 The proceeding of February, 1935 (Guardianship of Hunt, 11 Cal. App. 2d 21 [52 PaCal. 2d 533]), denied the petition for the appointment of a guardian of the person and estate of Mrs. Hunt, but it neither estops plaintiff from this proceeding nor constitutes this action res adjudicata. In the guardianship proceeding the trial court undertook to determine whether at that time Mrs. Hunt needed a guardian and not to test the legal effect of dealings between her and Bruder--the latter of course not being party to those proceedings. The rule set out in Pratt v. Vaughan, 2 Cal. App. 2d 722 [38 PaCal. 2d 799], estopping parties from further litigation of issues in controvery concerning which there has been an adjudication does not apply in a case where the parties and the issues are not the same and the controversy relates to a different subject matter.
 The day after the trial judge in the guardianship proceeding held that Mrs. Hunt was not incompetent, defendant Bruder executed and delivered to defendant Coulter a deed to the property, claiming as consideration for the transfer the extinguishing by Coulter of a debt owed to her by Bruder in an amount of $25,000. A lis pendens covering the property had been filed in the guardianship case and constituted constructive notice to Coulter of an adverse claim of interest. It appeared that Coulter for many years had worked for not over $27 a week at seasonal employment and lived at an endowed home for working girls, for which she paid from $8 to $10 a week; that she worked in 1932 or 1933 for the S.E. R. A. and in 1934 or 1935 for the W. P. A., and had signed an application for aid in September, 1933, declaring she had nothing but property taxed at $5 per year. Yet she claimed to have loaned large sums in cash to Bruder over this period of years, taking promissory notes but no security and not paying any taxes thereon. After the deed to Coulter, in February, 1935, Bruder made several leases to tenants of the Culver City building, and in July of 1935 signed his name as owner on an application to the board [47 Cal. App. 2d 437] of equalization relating to that property. Checks for rent from tenants were made payable to Bruder as late as May, 1936.
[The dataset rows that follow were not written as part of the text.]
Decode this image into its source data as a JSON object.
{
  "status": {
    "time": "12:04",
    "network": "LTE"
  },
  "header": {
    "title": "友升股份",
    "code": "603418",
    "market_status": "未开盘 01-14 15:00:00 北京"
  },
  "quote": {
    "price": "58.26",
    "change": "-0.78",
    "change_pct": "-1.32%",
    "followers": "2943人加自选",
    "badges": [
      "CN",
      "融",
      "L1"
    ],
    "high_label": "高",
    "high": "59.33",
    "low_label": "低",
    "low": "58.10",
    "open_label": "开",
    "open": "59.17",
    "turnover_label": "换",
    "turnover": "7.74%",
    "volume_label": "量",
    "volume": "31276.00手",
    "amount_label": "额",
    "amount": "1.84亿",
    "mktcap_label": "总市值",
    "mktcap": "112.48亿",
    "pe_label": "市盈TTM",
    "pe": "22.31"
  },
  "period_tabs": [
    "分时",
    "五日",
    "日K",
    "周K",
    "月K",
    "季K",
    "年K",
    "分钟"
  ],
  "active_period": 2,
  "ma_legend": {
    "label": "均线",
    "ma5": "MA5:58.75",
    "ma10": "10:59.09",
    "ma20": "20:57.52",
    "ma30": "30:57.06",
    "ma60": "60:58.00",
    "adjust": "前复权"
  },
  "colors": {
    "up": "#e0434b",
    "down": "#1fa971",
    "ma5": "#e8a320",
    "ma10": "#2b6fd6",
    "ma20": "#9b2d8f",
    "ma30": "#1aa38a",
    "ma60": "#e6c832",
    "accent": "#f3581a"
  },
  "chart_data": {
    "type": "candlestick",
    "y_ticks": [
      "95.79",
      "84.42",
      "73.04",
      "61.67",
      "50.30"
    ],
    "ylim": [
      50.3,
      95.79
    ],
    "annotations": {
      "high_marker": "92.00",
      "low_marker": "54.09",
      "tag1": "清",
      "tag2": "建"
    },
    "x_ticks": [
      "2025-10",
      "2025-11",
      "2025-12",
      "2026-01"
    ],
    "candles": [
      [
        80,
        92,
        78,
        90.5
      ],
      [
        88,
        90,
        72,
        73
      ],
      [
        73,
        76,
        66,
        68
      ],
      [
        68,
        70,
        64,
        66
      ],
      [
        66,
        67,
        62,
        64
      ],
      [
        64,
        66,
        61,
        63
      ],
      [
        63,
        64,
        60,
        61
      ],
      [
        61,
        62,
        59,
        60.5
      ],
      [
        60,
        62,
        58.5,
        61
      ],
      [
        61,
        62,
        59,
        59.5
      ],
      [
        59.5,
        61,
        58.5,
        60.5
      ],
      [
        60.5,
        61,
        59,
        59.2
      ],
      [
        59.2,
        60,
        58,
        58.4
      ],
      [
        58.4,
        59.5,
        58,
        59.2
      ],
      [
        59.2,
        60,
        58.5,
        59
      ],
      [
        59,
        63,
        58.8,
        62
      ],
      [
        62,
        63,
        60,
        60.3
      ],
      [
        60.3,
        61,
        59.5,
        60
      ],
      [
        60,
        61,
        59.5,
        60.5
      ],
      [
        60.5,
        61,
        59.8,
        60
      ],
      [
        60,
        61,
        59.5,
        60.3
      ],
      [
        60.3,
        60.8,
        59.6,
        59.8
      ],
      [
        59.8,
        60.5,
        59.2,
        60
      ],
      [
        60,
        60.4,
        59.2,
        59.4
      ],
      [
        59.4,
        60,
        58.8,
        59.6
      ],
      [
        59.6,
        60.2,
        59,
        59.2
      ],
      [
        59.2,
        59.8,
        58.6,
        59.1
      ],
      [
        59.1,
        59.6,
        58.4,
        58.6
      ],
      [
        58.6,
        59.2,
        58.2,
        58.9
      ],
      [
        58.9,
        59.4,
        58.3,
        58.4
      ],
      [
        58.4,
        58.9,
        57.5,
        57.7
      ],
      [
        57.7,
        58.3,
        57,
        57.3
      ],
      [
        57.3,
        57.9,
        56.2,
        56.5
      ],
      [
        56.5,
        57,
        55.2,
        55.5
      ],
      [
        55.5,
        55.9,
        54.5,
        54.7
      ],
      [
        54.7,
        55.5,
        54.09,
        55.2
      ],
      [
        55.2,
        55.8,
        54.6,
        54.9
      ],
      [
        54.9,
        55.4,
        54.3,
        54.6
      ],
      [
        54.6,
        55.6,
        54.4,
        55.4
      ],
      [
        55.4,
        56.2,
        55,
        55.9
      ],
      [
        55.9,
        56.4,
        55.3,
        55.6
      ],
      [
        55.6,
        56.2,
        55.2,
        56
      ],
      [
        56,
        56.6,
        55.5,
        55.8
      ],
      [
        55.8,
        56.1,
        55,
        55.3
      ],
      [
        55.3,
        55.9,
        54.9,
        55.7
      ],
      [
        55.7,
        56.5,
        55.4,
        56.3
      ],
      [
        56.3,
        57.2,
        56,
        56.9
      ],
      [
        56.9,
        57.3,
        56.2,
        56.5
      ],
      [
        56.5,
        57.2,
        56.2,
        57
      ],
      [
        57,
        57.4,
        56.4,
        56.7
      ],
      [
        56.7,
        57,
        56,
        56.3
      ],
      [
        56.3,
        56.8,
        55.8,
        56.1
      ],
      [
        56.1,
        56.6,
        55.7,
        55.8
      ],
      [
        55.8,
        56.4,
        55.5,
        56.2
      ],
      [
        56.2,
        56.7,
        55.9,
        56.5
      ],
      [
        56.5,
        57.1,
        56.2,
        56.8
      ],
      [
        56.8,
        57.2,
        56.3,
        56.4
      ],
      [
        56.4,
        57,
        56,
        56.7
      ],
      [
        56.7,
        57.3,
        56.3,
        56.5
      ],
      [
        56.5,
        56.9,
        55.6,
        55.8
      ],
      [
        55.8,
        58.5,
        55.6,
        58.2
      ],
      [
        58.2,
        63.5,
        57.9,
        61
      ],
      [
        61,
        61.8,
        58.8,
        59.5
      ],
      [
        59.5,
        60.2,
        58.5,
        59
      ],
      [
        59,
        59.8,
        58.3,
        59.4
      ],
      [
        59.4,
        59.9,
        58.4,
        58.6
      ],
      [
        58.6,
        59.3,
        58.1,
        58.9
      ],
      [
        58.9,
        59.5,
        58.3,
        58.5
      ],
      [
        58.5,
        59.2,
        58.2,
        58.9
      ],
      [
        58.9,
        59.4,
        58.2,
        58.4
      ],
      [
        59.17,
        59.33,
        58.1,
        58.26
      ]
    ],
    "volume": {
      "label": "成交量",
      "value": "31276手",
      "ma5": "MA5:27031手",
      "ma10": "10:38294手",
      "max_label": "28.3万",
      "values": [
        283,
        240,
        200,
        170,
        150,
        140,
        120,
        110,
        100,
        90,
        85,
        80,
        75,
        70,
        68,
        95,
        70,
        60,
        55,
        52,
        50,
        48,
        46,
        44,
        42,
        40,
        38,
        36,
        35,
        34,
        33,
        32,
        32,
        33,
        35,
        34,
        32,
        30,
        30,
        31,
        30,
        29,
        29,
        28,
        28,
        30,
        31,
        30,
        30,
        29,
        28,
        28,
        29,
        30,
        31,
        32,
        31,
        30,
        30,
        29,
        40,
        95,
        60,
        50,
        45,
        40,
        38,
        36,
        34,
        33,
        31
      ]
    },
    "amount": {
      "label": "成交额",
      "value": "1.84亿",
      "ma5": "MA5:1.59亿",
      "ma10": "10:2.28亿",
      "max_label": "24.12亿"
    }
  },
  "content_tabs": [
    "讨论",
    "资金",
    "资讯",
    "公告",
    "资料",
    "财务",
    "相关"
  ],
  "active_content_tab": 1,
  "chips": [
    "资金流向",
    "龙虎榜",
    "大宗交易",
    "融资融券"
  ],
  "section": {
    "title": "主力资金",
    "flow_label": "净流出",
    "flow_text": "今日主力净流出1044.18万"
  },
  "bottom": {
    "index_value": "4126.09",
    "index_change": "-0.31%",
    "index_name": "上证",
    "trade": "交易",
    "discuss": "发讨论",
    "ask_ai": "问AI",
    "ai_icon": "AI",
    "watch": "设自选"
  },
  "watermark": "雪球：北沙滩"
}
At a date subsequent to the deed to Coulter a suit was brought by Security-First National Bank of Los Angeles against Bruder and Coulter (44 Cal. App. 2d 767 [113 PaCal. 2d 3]) to subject the Culver City property to a judgment against Bruder for a deficiency after the foreclosure and sale under a mortgage of other property securing a note executed by him. Judgment was rendered for the bank, and in affirming the case the appellate court reviewed the foregoing and other evidence, which was also before the court in this case, and concluded that the stories of the two defendants, Bruder and Coulter, "indicate a community of dishonest enterprise" and that the conveyance was without consideration. The trial court in the instant case had evidence before it sufficient to support a conclusion adverse to defendant Coulter's separate defense of being a bona fide purchaser for value. "Everyone to whom property is transferred in violation of a trust, holds the same as an involuntary trustee under such trust, unless he purchased it in good faith and for a valuable consideration." (Civ. Code, sec. 2243.)
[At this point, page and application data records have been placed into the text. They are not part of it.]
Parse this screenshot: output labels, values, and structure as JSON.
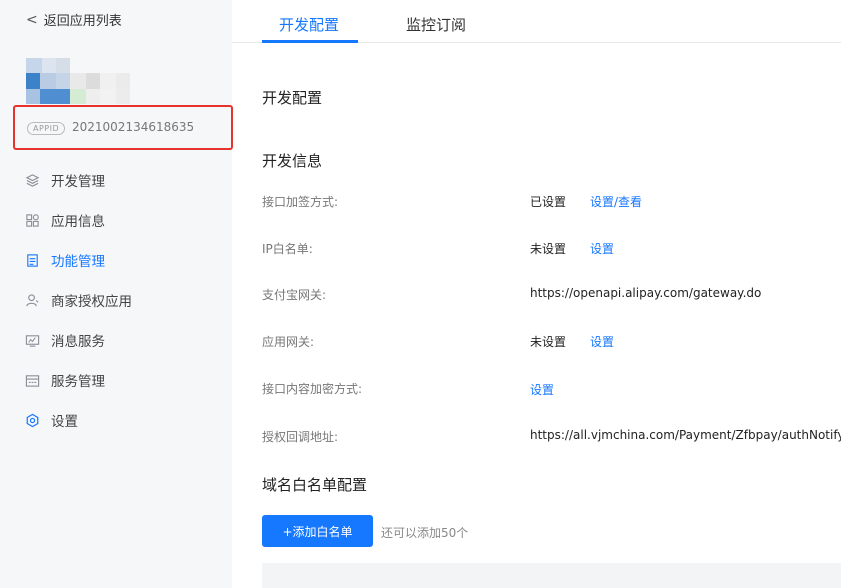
{
  "sidebar": {
    "back_label": "返回应用列表",
    "appid_tag": "APPID",
    "appid_value": "2021002134618635",
    "highlight_color": "#e8322d",
    "items": [
      {
        "label": "开发管理",
        "icon": "layers-icon"
      },
      {
        "label": "应用信息",
        "icon": "grid-icon"
      },
      {
        "label": "功能管理",
        "icon": "document-icon"
      },
      {
        "label": "商家授权应用",
        "icon": "user-icon"
      },
      {
        "label": "消息服务",
        "icon": "monitor-icon"
      },
      {
        "label": "服务管理",
        "icon": "calendar-icon"
      },
      {
        "label": "设置",
        "icon": "gear-icon"
      }
    ],
    "active_item": "功能管理"
  },
  "tabs": [
    {
      "label": "开发配置",
      "active": true
    },
    {
      "label": "监控订阅",
      "active": false
    }
  ],
  "accent_color": "#1677ff",
  "main": {
    "section_title": "开发配置",
    "dev_info_title": "开发信息",
    "rows": [
      {
        "label": "接口加签方式:",
        "value": "已设置",
        "link": "设置/查看"
      },
      {
        "label": "IP白名单:",
        "value": "未设置",
        "link": "设置"
      },
      {
        "label": "支付宝网关:",
        "value": "https://openapi.alipay.com/gateway.do",
        "link": ""
      },
      {
        "label": "应用网关:",
        "value": "未设置",
        "link": "设置"
      },
      {
        "label": "接口内容加密方式:",
        "value": "",
        "link": "设置"
      },
      {
        "label": "授权回调地址:",
        "value": "https://all.vjmchina.com/Payment/Zfbpay/authNotify.h",
        "link": ""
      }
    ],
    "domain_title": "域名白名单配置",
    "add_button": "+添加白名单",
    "add_hint": "还可以添加50个"
  }
}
No other questions raised by appellants require discussion.
Moore, P. J., and McComb, J., concurred.